----- Data -----
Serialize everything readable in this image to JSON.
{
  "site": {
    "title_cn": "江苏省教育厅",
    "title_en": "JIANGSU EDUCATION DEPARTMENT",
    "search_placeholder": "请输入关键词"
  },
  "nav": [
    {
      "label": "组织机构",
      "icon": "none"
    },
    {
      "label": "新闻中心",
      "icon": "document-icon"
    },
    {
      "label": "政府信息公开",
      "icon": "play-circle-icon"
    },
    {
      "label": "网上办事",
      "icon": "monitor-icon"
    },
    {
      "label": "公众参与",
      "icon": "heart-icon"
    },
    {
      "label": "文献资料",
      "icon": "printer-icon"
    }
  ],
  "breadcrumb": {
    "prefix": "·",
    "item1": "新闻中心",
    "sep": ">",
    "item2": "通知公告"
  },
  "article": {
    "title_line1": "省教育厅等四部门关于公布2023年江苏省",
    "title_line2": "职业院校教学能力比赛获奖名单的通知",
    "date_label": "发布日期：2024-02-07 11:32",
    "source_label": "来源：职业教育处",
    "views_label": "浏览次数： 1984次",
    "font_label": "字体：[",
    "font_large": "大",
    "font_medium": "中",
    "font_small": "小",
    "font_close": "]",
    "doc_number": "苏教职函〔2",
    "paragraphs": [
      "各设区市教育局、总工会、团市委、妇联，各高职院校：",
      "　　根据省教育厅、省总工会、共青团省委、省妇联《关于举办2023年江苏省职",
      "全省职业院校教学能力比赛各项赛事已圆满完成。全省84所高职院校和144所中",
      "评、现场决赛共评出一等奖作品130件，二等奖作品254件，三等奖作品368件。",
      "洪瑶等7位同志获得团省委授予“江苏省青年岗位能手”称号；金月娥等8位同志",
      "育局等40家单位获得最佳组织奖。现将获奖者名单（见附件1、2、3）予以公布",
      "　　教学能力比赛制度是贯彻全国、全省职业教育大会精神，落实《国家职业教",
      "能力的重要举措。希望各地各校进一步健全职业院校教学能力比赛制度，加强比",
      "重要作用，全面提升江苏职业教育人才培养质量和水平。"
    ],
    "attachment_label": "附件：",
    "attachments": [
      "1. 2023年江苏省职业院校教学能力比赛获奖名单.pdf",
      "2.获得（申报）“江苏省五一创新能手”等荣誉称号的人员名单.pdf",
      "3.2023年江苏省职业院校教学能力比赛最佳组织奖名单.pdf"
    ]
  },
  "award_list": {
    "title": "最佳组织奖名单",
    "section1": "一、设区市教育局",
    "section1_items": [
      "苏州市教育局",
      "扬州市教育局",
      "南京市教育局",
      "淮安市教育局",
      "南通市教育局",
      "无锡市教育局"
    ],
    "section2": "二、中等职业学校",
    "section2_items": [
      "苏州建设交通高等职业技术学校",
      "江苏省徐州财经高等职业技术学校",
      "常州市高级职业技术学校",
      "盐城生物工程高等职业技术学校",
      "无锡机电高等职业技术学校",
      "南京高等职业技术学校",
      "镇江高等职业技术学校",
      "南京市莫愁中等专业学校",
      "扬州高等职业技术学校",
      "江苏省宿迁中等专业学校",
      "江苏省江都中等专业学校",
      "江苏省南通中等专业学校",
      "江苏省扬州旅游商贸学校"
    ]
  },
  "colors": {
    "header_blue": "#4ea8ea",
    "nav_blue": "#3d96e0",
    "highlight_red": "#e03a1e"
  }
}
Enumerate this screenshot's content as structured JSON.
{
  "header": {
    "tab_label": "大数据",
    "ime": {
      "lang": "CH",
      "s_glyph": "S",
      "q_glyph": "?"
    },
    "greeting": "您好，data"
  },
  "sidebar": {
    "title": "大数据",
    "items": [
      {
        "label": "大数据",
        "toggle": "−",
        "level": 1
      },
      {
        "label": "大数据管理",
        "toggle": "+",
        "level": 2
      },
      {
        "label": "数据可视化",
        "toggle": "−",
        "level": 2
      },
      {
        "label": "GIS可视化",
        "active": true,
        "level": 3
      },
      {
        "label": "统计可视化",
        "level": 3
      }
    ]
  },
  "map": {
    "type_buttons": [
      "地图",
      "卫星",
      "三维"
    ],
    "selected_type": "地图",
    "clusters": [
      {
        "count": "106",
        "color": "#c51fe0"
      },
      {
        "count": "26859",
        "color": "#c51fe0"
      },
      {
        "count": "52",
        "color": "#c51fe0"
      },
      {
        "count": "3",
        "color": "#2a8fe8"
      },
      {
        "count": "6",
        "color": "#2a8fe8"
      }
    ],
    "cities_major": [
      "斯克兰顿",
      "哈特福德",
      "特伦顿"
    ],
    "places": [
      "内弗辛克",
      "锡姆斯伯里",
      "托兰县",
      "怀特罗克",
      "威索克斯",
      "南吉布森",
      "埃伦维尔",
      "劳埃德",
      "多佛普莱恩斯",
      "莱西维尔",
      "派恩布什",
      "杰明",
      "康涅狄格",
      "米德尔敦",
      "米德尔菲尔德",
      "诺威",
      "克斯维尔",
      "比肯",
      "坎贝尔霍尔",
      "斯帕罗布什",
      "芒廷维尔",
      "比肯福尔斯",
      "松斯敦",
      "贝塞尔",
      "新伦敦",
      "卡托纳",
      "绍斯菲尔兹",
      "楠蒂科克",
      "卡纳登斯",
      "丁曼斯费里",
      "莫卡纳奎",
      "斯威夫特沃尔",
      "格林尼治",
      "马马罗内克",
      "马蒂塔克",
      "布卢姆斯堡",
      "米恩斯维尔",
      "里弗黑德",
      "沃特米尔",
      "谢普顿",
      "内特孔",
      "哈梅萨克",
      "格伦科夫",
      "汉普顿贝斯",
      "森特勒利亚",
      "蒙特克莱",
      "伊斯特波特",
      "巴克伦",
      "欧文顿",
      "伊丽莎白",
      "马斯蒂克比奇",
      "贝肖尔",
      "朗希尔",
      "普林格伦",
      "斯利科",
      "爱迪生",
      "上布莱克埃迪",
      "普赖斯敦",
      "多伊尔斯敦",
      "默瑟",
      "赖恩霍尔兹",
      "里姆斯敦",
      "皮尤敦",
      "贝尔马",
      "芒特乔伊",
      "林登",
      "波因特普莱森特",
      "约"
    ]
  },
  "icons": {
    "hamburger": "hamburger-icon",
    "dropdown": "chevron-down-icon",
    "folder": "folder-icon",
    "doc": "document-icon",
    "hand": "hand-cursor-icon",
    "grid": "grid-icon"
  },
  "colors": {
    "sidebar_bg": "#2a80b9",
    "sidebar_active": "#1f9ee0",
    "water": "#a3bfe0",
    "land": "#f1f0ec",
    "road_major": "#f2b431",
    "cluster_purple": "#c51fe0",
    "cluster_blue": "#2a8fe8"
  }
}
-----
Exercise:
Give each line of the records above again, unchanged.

Solution to this task:
Serialize everything readable in this image to JSON.
{
  "site": {
    "title_cn": "江苏省教育厅",
    "title_en": "JIANGSU EDUCATION DEPARTMENT",
    "search_placeholder": "请输入关键词"
  },
  "nav": [
    {
      "label": "组织机构",
      "icon": "none"
    },
    {
      "label": "新闻中心",
      "icon": "document-icon"
    },
    {
      "label": "政府信息公开",
      "icon": "play-circle-icon"
    },
    {
      "label": "网上办事",
      "icon": "monitor-icon"
    },
    {
      "label": "公众参与",
      "icon": "heart-icon"
    },
    {
      "label": "文献资料",
      "icon": "printer-icon"
    }
  ],
  "breadcrumb": {
    "prefix": "·",
    "item1": "新闻中心",
    "sep": ">",
    "item2": "通知公告"
  },
  "article": {
    "title_line1": "省教育厅等四部门关于公布2023年江苏省",
    "title_line2": "职业院校教学能力比赛获奖名单的通知",
    "date_label": "发布日期：2024-02-07 11:32",
    "source_label": "来源：职业教育处",
    "views_label": "浏览次数： 1984次",
    "font_label": "字体：[",
    "font_large": "大",
    "font_medium": "中",
    "font_small": "小",
    "font_close": "]",
    "doc_number": "苏教职函〔2",
    "paragraphs": [
      "各设区市教育局、总工会、团市委、妇联，各高职院校：",
      "　　根据省教育厅、省总工会、共青团省委、省妇联《关于举办2023年江苏省职",
      "全省职业院校教学能力比赛各项赛事已圆满完成。全省84所高职院校和144所中",
      "评、现场决赛共评出一等奖作品130件，二等奖作品254件，三等奖作品368件。",
      "洪瑶等7位同志获得团省委授予“江苏省青年岗位能手”称号；金月娥等8位同志",
      "育局等40家单位获得最佳组织奖。现将获奖者名单（见附件1、2、3）予以公布",
      "　　教学能力比赛制度是贯彻全国、全省职业教育大会精神，落实《国家职业教",
      "能力的重要举措。希望各地各校进一步健全职业院校教学能力比赛制度，加强比",
      "重要作用，全面提升江苏职业教育人才培养质量和水平。"
    ],
    "attachment_label": "附件：",
    "attachments": [
      "1. 2023年江苏省职业院校教学能力比赛获奖名单.pdf",
      "2.获得（申报）“江苏省五一创新能手”等荣誉称号的人员名单.pdf",
      "3.2023年江苏省职业院校教学能力比赛最佳组织奖名单.pdf"
    ]
  },
  "award_list": {
    "title": "最佳组织奖名单",
    "section1": "一、设区市教育局",
    "section1_items": [
      "苏州市教育局",
      "扬州市教育局",
      "南京市教育局",
      "淮安市教育局",
      "南通市教育局",
      "无锡市教育局"
    ],
    "section2": "二、中等职业学校",
    "section2_items": [
      "苏州建设交通高等职业技术学校",
      "江苏省徐州财经高等职业技术学校",
      "常州市高级职业技术学校",
      "盐城生物工程高等职业技术学校",
      "无锡机电高等职业技术学校",
      "南京高等职业技术学校",
      "镇江高等职业技术学校",
      "南京市莫愁中等专业学校",
      "扬州高等职业技术学校",
      "江苏省宿迁中等专业学校",
      "江苏省江都中等专业学校",
      "江苏省南通中等专业学校",
      "江苏省扬州旅游商贸学校"
    ]
  },
  "colors": {
    "header_blue": "#4ea8ea",
    "nav_blue": "#3d96e0",
    "highlight_red": "#e03a1e"
  }
}
Enumerate this screenshot's content as structured JSON.
{
  "header": {
    "tab_label": "大数据",
    "ime": {
      "lang": "CH",
      "s_glyph": "S",
      "q_glyph": "?"
    },
    "greeting": "您好，data"
  },
  "sidebar": {
    "title": "大数据",
    "items": [
      {
        "label": "大数据",
        "toggle": "−",
        "level": 1
      },
      {
        "label": "大数据管理",
        "toggle": "+",
        "level": 2
      },
      {
        "label": "数据可视化",
        "toggle": "−",
        "level": 2
      },
      {
        "label": "GIS可视化",
        "active": true,
        "level": 3
      },
      {
        "label": "统计可视化",
        "level": 3
      }
    ]
  },
  "map": {
    "type_buttons": [
      "地图",
      "卫星",
      "三维"
    ],
    "selected_type": "地图",
    "clusters": [
      {
        "count": "106",
        "color": "#c51fe0"
      },
      {
        "count": "26859",
        "color": "#c51fe0"
      },
      {
        "count": "52",
        "color": "#c51fe0"
      },
      {
        "count": "3",
        "color": "#2a8fe8"
      },
      {
        "count": "6",
        "color": "#2a8fe8"
      }
    ],
    "cities_major": [
      "斯克兰顿",
      "哈特福德",
      "特伦顿"
    ],
    "places": [
      "内弗辛克",
      "锡姆斯伯里",
      "托兰县",
      "怀特罗克",
      "威索克斯",
      "南吉布森",
      "埃伦维尔",
      "劳埃德",
      "多佛普莱恩斯",
      "莱西维尔",
      "派恩布什",
      "杰明",
      "康涅狄格",
      "米德尔敦",
      "米德尔菲尔德",
      "诺威",
      "克斯维尔",
      "比肯",
      "坎贝尔霍尔",
      "斯帕罗布什",
      "芒廷维尔",
      "比肯福尔斯",
      "松斯敦",
      "贝塞尔",
      "新伦敦",
      "卡托纳",
      "绍斯菲尔兹",
      "楠蒂科克",
      "卡纳登斯",
      "丁曼斯费里",
      "莫卡纳奎",
      "斯威夫特沃尔",
      "格林尼治",
      "马马罗内克",
      "马蒂塔克",
      "布卢姆斯堡",
      "米恩斯维尔",
      "里弗黑德",
      "沃特米尔",
      "谢普顿",
      "内特孔",
      "哈梅萨克",
      "格伦科夫",
      "汉普顿贝斯",
      "森特勒利亚",
      "蒙特克莱",
      "伊斯特波特",
      "巴克伦",
      "欧文顿",
      "伊丽莎白",
      "马斯蒂克比奇",
      "贝肖尔",
      "朗希尔",
      "普林格伦",
      "斯利科",
      "爱迪生",
      "上布莱克埃迪",
      "普赖斯敦",
      "多伊尔斯敦",
      "默瑟",
      "赖恩霍尔兹",
      "里姆斯敦",
      "皮尤敦",
      "贝尔马",
      "芒特乔伊",
      "林登",
      "波因特普莱森特",
      "约"
    ]
  },
  "icons": {
    "hamburger": "hamburger-icon",
    "dropdown": "chevron-down-icon",
    "folder": "folder-icon",
    "doc": "document-icon",
    "hand": "hand-cursor-icon",
    "grid": "grid-icon"
  },
  "colors": {
    "sidebar_bg": "#2a80b9",
    "sidebar_active": "#1f9ee0",
    "water": "#a3bfe0",
    "land": "#f1f0ec",
    "road_major": "#f2b431",
    "cluster_purple": "#c51fe0",
    "cluster_blue": "#2a8fe8"
  }
}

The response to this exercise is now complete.